*** Source material Section Begins ***
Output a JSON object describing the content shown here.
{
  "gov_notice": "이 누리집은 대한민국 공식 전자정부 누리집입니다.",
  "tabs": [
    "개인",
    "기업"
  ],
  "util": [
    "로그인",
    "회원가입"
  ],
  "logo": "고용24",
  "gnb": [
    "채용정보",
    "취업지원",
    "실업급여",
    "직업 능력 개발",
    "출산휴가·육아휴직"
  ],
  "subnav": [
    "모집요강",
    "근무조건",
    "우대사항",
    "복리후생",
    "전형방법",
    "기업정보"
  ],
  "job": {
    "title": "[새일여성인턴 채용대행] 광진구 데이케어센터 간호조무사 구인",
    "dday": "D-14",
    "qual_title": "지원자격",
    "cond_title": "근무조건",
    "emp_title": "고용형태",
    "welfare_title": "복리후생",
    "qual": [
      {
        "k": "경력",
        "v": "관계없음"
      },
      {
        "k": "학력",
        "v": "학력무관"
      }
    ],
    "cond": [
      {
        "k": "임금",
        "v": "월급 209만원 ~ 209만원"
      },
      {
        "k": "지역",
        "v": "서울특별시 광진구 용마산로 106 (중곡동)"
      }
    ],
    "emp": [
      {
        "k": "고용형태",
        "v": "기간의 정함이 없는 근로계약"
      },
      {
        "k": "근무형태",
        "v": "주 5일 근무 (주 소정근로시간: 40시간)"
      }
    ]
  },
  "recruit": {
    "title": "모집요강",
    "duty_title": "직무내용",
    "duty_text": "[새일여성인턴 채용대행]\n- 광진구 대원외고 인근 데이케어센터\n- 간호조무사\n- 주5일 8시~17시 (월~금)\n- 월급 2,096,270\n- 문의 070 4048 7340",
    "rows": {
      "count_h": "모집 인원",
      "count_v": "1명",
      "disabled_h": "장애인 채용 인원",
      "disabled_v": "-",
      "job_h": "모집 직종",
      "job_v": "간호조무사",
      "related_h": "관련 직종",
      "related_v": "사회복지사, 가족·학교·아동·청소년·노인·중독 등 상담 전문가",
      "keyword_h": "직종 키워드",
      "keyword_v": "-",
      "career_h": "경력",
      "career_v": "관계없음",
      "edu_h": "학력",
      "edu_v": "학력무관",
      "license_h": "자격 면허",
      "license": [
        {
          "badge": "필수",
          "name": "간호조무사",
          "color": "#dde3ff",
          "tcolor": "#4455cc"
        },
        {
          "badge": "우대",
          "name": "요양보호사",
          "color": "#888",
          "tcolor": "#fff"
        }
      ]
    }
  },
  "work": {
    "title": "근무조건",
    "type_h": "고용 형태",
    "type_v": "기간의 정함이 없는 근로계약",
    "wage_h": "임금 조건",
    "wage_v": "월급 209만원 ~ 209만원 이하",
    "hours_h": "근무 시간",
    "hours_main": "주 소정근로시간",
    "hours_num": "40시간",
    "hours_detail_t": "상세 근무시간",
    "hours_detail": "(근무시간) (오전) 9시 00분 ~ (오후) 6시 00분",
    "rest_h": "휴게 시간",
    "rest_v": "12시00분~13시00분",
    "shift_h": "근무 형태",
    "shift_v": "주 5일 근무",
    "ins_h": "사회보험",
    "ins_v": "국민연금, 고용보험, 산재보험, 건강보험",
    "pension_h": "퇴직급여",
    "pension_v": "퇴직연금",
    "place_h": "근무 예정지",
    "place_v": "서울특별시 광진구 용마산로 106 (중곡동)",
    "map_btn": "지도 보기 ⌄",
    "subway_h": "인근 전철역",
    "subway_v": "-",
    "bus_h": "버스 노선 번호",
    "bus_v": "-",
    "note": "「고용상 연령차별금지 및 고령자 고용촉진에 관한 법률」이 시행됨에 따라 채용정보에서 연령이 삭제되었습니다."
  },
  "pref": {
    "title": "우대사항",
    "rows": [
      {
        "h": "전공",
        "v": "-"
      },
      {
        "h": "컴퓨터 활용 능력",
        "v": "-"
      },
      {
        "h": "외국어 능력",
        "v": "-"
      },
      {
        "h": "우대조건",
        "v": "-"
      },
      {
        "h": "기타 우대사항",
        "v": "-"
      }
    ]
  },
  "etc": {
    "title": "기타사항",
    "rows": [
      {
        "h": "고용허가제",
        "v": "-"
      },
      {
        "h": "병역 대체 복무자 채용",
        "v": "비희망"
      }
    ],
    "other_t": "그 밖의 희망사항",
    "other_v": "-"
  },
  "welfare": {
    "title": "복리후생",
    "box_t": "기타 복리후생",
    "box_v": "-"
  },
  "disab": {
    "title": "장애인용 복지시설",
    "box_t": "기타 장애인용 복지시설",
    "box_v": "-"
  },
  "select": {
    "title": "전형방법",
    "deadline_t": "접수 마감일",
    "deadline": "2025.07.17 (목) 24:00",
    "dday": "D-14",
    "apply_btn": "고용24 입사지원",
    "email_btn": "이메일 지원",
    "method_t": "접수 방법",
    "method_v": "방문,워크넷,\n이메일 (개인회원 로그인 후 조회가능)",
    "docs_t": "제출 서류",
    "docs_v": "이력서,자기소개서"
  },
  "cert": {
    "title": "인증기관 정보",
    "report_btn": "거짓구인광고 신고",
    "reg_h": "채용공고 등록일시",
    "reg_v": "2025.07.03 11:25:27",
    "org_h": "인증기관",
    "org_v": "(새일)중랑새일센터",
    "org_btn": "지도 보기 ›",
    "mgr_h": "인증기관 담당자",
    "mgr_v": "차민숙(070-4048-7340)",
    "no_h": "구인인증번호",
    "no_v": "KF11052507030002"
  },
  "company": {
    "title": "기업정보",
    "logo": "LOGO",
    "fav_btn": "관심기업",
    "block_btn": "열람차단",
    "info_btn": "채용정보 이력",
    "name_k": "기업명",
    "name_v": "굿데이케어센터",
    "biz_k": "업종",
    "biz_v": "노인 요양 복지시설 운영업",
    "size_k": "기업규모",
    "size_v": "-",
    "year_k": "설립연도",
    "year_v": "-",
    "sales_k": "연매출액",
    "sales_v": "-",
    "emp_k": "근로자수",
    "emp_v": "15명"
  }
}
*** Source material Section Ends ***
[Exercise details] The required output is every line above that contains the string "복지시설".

[Task answer]
    "title": "장애인용 복지시설",
    "box_t": "기타 장애인용 복지시설",
    "biz_v": "노인 요양 복지시설 운영업",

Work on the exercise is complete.